Some days our kids can feel like their own problems are pretty big. Or maybe they are doing just fine, but we’d like to expand their scope, teach them to look beyond themselves for opportunities to help, and to learn how other people live. There are certainly books that do that – and this new book by Marc Kielburger tells the story of his own eye-opening experience.
by Marc Kielburger
Me To We
ISBN: 978 0 9784375 7 2
Craig Kielburger became, some years ago, widely known for taking a stand against child labour and becoming an activist when he was just a child himself. His brother, Mark learned his own lessons about helping and making a difference on a trip to Thailand that prompted him to write this story.
It began one day when a mentor asked him what kind of person he wanted to be. He thought about it for some time, and realized that he wanted to help people.

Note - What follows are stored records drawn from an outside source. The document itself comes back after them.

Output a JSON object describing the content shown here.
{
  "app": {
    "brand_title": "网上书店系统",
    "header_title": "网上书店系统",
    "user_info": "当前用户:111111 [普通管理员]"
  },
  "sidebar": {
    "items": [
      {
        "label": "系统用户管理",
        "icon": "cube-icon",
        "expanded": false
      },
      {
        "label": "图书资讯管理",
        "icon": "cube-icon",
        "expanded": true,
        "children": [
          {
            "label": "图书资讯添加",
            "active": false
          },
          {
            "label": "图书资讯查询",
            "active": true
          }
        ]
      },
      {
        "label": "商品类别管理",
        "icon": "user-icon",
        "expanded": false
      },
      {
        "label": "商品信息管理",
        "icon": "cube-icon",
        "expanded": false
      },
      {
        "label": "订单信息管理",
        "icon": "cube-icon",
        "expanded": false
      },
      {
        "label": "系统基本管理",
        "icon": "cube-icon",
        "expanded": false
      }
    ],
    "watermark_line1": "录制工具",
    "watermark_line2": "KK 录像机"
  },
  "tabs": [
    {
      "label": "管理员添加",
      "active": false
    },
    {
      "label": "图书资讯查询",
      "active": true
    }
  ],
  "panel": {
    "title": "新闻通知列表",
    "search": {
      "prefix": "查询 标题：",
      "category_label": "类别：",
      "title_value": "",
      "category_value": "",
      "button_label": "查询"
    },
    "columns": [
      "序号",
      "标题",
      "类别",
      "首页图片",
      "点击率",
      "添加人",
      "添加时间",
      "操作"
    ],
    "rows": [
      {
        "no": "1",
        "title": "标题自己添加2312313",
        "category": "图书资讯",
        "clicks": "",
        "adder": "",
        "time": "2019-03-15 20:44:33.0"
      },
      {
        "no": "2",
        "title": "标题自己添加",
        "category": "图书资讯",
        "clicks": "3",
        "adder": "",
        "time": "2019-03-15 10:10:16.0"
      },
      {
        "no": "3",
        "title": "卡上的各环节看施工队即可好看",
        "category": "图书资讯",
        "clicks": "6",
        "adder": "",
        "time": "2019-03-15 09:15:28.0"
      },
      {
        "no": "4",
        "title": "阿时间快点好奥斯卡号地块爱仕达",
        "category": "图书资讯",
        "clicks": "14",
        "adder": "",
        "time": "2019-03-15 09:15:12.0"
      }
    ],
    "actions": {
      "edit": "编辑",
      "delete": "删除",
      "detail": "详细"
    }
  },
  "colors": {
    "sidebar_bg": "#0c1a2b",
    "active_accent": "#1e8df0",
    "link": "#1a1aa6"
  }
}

This answer opened some opportunities for him, and he went to a small, impoverished town in Thailand, where he was struck by the hardship people faced, but equally affected by a group of street children that he met whose happiness in the face of their circumstances showed him the importance of supporting each other.
Instead of leaving Thailand, he stayed for a year, and dedicated himself to helping kids help other kids when he returned. This book is one way he wants to get kids thinking about this, and it lists a few other books and talks about Me To We at the back.
Being simply the story of his own experience, this is a short and simple story, but it drives home the point of thinking about what kind of person you want to be, encouraging children to strive to help others. It is told in plain language, and the images are equally simple and bold. I rarely love computer-generated artwork, so they are not really my style, but I will give them that they are jaunty and energetic, and designed to speak to kids, so while they may not add to the story, they also don’t distract from it. On the whole, this is a really good way to start talking about world issues, about poverty and street children, and about ways that we can help others – which I think is the point exactly!